  • Adversary childhood experience services
  • After-school and childcare services, system navigation services,
  • Legal services to remove barriers to re-entry and
  • Links to health care, women’s health services, and other community-level support services

The grants from this program can also be used to further support the Social and Economic Justice Program.

Under the amended proposal, the State Department would allocate the funds through grants from the Empire State Development Corporation in collaboration with the Departments of Labor and Health, and the Department of Housing and Community Renewal and Addiction Offices, to provide services and assistance, and services to children and families. The final allocation and management of the funds also depends on approval from the budget division.

Enable the use of delivery services

Legalization of cannabis is expected to play an important role in rebuilding New York’s economy after the damaging effects of the COVID-19 pandemic. In fact, legalization is expected to create more than 60,000 new jobs and spur $ 3.5 billion in economic activity, while when fully implemented it will generate an estimated $ 350 million in tax revenue.

Legalizing cannabis also has the potential to produce significant economic benefits in distressed areas in New York and create employment opportunities for all levels of the workforce. With social and economic justice at the heart of Cuomo’s proposal, delivery services offer a low-cost entry into the industry, especially in communities particularly hard hit by the war on drugs.

In recognition of this, Cuomo is changing its proposal to allow delivery services to open up even further to this new industry so that more New Yorkers can participate as it grows. As part of this, local governments would have the option of refusing delivery services that take place in their jurisdiction.

Inappropriate Sales Crime

In building a new product market, as Cuomo’s proposal does, there will inevitably be attempts by bad actors to evade rules and commit fraud for their own financial gain. For this reason, it is vital to ensure that penalties are carefully calibrated to ensure that anyone wishing to enter this new market is acting on a level playing field.
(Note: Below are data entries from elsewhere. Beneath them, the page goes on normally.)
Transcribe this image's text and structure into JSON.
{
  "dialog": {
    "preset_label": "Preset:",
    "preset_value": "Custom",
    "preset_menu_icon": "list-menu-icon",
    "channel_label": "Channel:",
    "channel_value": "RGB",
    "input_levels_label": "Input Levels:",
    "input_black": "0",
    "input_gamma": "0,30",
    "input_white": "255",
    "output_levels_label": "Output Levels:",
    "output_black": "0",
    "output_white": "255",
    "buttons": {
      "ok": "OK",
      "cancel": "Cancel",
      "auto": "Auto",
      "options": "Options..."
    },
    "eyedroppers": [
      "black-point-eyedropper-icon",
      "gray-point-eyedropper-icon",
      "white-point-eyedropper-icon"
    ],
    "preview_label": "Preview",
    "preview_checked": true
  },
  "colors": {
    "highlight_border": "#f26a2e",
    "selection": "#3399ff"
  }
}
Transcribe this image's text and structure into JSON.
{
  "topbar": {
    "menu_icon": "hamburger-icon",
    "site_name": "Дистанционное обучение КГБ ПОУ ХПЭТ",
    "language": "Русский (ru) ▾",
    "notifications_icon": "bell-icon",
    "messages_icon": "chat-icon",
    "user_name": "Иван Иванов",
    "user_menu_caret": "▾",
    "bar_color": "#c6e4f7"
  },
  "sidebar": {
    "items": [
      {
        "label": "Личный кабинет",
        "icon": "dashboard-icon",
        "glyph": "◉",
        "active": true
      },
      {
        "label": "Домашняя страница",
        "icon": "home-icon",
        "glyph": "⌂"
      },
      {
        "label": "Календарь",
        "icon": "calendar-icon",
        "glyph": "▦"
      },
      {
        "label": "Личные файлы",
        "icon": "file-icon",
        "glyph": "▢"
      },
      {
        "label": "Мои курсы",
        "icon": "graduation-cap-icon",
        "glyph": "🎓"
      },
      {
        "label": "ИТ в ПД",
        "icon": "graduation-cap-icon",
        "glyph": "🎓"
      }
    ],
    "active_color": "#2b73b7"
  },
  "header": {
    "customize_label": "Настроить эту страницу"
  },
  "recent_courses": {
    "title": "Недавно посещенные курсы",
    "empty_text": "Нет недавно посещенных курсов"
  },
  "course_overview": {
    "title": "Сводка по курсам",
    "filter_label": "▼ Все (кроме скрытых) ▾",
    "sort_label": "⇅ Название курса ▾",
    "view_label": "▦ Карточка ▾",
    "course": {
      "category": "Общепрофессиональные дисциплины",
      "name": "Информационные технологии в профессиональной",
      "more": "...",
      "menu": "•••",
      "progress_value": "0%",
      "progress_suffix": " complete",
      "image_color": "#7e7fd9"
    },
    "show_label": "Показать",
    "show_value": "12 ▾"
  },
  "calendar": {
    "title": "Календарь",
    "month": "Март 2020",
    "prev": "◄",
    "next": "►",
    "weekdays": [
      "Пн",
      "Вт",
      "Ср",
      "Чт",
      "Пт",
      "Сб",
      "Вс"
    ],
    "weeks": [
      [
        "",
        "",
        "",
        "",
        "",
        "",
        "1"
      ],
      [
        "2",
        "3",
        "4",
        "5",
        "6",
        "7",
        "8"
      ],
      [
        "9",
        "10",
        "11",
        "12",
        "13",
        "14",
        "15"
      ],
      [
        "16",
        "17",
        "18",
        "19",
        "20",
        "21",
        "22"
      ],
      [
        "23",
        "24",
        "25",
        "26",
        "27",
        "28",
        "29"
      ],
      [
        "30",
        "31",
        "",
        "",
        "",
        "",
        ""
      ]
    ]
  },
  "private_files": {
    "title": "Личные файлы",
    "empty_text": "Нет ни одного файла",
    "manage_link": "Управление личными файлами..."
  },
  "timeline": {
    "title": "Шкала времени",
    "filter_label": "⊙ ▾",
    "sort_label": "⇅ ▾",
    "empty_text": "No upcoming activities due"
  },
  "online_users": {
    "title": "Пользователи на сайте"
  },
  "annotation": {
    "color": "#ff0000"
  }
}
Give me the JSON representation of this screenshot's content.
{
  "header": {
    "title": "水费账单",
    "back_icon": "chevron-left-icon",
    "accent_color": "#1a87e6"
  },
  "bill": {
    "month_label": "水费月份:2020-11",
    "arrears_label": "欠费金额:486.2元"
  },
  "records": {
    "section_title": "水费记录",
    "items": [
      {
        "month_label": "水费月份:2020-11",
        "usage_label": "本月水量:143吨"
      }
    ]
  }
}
Cannabis adds another complicating factor to this dynamic, however: Years of obsolete politics resulting from the war on drugs have disproportionately affected color communities. New York has already taken steps to decriminalize cannabis, and as this new market becomes reality, it is important that criminal penalties are carefully applied to ensure that progress already made is not accidentally reversed.
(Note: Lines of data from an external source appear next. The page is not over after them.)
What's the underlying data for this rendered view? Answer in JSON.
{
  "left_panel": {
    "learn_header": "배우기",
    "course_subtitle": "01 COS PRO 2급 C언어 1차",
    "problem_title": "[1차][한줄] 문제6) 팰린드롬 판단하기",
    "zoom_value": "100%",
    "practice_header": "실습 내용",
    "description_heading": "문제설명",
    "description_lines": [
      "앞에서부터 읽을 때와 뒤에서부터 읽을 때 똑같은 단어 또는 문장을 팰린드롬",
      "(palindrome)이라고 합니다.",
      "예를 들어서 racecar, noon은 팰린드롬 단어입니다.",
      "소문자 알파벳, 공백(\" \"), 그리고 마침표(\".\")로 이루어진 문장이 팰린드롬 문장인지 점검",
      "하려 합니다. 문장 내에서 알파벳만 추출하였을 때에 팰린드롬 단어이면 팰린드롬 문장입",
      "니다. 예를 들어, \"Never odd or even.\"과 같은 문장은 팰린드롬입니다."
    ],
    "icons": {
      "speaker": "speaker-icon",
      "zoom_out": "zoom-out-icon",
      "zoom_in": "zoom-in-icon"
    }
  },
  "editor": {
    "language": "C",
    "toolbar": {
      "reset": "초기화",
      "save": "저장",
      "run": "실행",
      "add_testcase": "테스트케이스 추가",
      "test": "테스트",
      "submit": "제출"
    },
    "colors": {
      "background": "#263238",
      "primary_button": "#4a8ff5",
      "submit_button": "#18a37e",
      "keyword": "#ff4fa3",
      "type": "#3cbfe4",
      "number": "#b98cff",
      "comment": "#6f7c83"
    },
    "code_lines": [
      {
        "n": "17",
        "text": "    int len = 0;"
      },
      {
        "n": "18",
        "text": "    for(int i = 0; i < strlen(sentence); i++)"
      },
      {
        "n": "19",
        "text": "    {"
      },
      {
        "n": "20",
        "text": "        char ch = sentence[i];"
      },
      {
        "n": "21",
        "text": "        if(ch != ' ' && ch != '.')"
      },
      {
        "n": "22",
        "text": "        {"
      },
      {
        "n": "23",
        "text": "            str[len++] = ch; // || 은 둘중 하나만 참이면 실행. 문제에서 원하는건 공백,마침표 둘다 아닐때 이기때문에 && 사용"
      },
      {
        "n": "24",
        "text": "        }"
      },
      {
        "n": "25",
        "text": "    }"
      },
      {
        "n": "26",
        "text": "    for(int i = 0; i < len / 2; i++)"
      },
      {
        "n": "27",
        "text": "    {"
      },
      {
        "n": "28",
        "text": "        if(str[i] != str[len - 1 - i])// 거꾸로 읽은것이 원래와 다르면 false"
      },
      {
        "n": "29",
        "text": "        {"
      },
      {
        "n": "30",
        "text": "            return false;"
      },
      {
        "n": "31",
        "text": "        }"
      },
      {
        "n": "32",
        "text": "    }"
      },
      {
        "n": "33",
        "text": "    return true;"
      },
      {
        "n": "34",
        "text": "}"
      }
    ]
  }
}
For this reason, according to Cuomo’s amended proposal, certain penalties are reduced as follows:

  • Third degree criminal selling (selling to under the age of 21) is classified as a Class A misdemeanor
  • Second-degree criminal selling (selling over 16 ounces or 80 grams of concentrate) is made a class E crime
  • First-degree criminal selling (selling over 64 ounces or 320 grams of concentrate) is made a class D crime
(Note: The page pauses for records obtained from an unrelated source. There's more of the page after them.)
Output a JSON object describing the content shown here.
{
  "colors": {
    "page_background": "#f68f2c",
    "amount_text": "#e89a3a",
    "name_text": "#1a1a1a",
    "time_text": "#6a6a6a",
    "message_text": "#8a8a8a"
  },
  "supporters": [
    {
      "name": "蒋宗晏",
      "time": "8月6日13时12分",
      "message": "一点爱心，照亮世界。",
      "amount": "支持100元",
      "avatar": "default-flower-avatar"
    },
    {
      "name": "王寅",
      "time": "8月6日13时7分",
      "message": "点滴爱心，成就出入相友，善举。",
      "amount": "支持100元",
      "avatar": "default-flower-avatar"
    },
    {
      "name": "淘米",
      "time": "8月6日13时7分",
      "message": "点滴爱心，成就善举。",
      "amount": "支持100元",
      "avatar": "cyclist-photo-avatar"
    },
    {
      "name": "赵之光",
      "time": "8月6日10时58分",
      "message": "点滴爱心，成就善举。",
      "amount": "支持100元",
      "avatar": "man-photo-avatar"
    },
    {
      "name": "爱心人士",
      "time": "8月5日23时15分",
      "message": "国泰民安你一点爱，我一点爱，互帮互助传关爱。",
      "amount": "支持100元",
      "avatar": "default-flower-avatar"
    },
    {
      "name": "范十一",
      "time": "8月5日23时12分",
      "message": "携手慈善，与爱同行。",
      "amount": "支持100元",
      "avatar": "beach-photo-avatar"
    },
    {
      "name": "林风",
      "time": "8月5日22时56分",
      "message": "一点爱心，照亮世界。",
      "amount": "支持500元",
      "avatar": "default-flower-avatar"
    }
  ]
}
Cuomo’s proposal builds on years of work to understand and decriminalize adult cannabis. In 2018, the Ministry of Health, led by Cuomo, conducted an inter-agency study that found that the positive effects of legalizing cannabis for adults far outweighed the negative. It was also found that the decades-long cannabis ban failed to meet public health and safety goals and resulted in unjust arrests and convictions, particularly among color communities.

In 2019, Governor Cuomo signed a law decriminalizing penalties for illegally possessing cannabis. Legislation also provides a procedure to clear records of certain convictions for cannabis. Later that year, Cuomo chaired a multi-state summit to discuss ways to legalize adult cannabis, ensure public health and safety, and regionally coordinate programs to minimize the cross-border traffic of cannabis products.

Building on this important work, Cuomo’s proposal reflects national standards and emerging best practices to promote responsible use, restricts sales of cannabis products to adults aged 21 and over, and introduces rigorous quality and safety controls, including strict regulations on packaging, labeling, Promotion and testing of all cannabis products. Cannabis regulation also provides an opportunity to invest in research and direct resources to communities hardest hit by the cannabis ban.